Once you’ve assessed your time frame, answer the questions.

1. Where Is The Trigger For Entry?

To create your own moving average crossover system, the first step is to choose your time frame. As an example, we’ll look at an intermediate-term approach, which could include 20-day and 50-day moving averages. When the shorter average (the 20-day in this case) crosses above the longer average, that’s often a “buy” signal.

2. When Is The Trend Over Or Reversing?

Sell signals happen when the shorter moving average crosses below its longer counterpart.

Why use two moving averages? With just one, a buy signal is triggered whenever the closing price moves above the moving average. That signal may or may not be valid. The moving average crossover technique can help you avoid false signals and whipsaw moves.

Let’s look at how a simple moving average crossover system can generate trigger points for entries and exits (see figure 2).

A MOVING AVERAGE CROSSOVER

FIGURE 2: A MOVING AVERAGE CROSSOVER scan produce “buy” or “sell” signals. Use TD Ameritrade moving average functions to catch a trend. Source: TD Ameritrade. For illustrative purposes only.

Look For Confirmation

You may remember that confirmation is a basic tenet of technical analysis. Generally, no indicator or chart pattern stands alone. The moving average crossover technique should be used in combination with other confirmation indicators, such as support or resistance breakout points and volume readings (see figure 3).

A moving average crossover

FIGURE 3: A MOVING AVERAGE CROSSOVER on the left side of the chart above confirms a resistance breakout from a double bottom and signals a trend opportunity. Source: TD Ameritrade. For illustrative purposes only.

In another example, moving averages can confirm a “double bottom” chart pattern (see figure 4).

A moving average crossover

FIGURE 4: A MOVING AVERAGE CROSSOVER on the left side of the chart above confirms a resistance breakout from a double bottom and signals a trend opportunity. Source: TD Ameritrade. For illustrative purposes only.

Ride The Waves

Moving average crossovers are helpful in identifying when a trend is beginning and when it may be ending. The crossover system offers specific triggers for entry and exit points. These triggers should be confirmed with a chart pattern or resistance breakout along with supportive volume.

Just like those surfers in the ocean, it can be fun to catch a wave and ride it for a while. Just be sure to pay attention to the exit points so you know when it’s time to jump off for safety.

Call Us
800-454-9272
adChoicesAdChoices

Market volatility, volume, and system availability may delay account access and trade executions.

Past performance of a security or strategy does not guarantee future results or success.

Options are not suitable for all investors as the special risks inherent to options trading may expose investors to potentially rapid and substantial losses.

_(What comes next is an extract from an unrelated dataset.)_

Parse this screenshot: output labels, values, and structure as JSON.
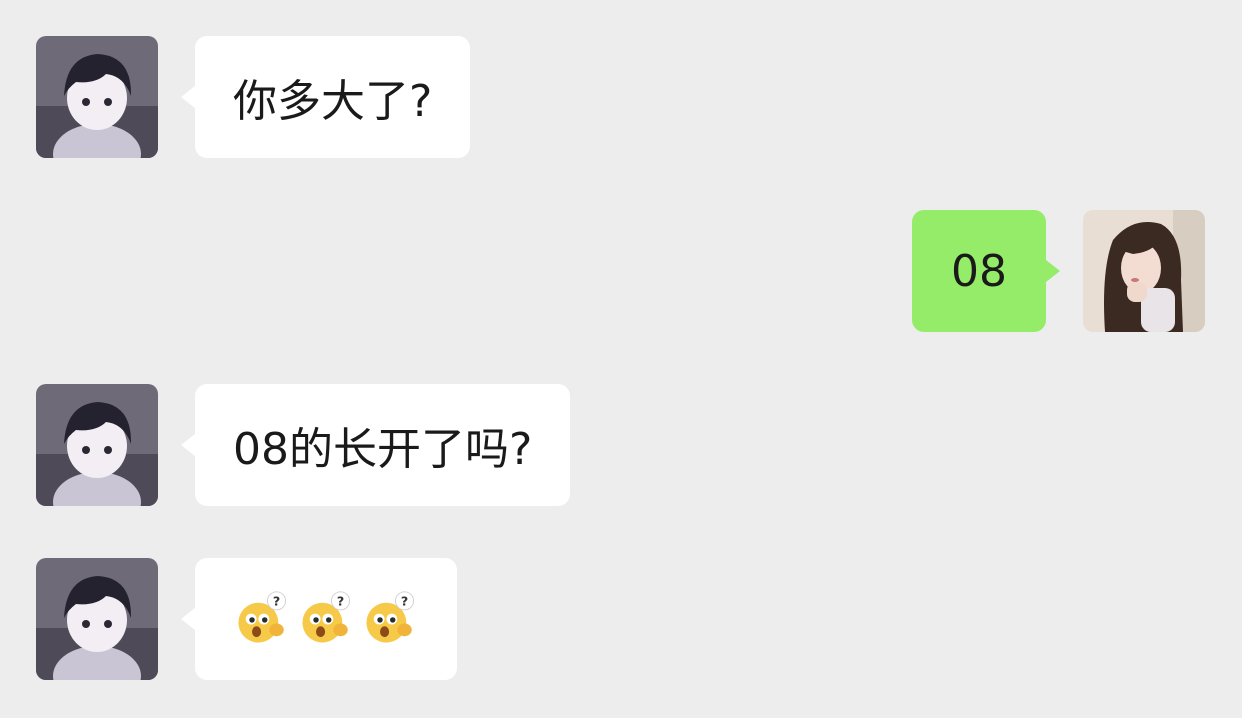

Options trading subject to TD Ameritrade review and approval. Please read Characteristics and Risks of Standardized Options before investing in options.

Supporting documentation for any claims, comparisons, statistics, or other technical data will be supplied upon request.

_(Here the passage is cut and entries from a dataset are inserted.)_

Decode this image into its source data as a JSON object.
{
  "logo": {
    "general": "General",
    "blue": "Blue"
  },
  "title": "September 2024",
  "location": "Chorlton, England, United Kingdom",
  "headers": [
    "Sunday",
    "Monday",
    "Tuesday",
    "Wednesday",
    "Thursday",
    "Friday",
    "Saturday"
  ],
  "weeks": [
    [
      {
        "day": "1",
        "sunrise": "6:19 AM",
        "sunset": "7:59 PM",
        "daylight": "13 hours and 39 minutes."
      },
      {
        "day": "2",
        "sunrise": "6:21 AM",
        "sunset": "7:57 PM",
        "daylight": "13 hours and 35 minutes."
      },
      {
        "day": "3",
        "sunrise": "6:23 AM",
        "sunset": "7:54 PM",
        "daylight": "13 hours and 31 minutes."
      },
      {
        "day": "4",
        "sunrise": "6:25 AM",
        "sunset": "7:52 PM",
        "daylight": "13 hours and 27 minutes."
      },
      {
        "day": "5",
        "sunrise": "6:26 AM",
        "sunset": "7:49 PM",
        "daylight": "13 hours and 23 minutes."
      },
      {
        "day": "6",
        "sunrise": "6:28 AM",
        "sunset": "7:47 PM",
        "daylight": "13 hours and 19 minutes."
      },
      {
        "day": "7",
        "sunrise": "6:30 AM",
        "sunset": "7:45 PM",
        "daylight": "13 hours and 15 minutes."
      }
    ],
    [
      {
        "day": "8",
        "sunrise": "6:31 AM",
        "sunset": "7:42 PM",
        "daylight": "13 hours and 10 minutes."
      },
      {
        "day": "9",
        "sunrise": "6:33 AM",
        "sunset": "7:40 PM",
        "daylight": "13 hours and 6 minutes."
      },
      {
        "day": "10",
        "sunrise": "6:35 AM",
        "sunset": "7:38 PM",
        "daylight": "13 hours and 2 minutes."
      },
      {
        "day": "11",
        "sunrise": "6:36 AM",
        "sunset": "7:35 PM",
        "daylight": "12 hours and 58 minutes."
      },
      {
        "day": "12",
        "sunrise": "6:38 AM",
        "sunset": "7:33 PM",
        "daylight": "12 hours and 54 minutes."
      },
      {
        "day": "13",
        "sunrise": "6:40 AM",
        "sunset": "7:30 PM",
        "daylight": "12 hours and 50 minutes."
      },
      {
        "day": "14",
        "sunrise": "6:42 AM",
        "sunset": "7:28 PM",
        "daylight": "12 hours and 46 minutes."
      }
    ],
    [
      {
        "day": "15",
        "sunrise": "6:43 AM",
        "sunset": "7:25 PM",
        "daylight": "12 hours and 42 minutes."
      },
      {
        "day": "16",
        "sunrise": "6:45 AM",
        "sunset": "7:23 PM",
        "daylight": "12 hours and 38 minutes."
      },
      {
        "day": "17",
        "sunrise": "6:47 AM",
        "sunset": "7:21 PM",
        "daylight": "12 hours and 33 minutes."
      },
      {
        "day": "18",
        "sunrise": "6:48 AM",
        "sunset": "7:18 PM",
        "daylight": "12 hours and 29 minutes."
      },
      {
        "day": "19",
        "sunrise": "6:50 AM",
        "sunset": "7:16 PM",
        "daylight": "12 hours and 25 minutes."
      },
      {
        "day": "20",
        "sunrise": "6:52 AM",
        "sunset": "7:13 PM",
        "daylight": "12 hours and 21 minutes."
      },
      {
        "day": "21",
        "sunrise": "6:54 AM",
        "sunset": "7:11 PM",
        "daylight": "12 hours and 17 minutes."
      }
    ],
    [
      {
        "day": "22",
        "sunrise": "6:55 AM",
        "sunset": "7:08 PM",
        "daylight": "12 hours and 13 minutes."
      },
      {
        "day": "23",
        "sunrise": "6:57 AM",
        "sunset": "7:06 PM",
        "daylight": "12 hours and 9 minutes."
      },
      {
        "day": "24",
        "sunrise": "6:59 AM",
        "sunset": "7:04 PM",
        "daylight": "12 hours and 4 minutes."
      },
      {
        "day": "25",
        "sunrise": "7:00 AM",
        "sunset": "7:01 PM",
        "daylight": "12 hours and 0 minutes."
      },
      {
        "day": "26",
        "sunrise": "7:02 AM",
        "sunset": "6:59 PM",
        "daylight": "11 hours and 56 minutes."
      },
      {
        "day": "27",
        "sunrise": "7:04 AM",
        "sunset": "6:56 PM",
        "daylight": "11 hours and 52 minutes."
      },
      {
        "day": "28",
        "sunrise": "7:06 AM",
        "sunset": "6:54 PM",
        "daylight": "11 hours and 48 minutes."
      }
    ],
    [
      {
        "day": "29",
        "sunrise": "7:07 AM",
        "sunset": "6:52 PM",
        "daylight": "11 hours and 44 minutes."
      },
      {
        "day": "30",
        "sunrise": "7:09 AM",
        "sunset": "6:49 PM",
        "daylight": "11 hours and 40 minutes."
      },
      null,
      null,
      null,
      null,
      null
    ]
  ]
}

The information is not intended to be investment advice or construed as a recommendation or endorsement of any particular investment or investment strategy, and is for illustrative purposes only. Be sure to understand all risks involved with each strategy, including commission costs, before attempting to place any trade. Clients must consider all relevant risk factors, including their own personal financial situations, before trading.

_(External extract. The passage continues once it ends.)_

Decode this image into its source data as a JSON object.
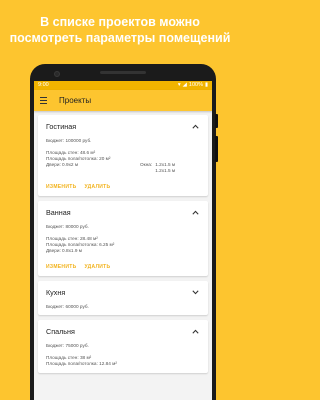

This is not an offer or solicitation in any jurisdiction where we are not authorized to do business or where such offer or solicitation would be contrary to the local laws and regulations of that jurisdiction, including, but not limited to persons residing in Australia, Canada, Hong Kong, Japan, Saudi Arabia, Singapore, UK, and the countries of the European Union.

TD Ameritrade, Inc., member FINRA/SIPC. TD Ameritrade is a trademark jointly owned by TD Ameritrade IP Company, Inc. and The Toronto-Dominion Bank. © 2018 TD Ameritrade.

Scroll to Top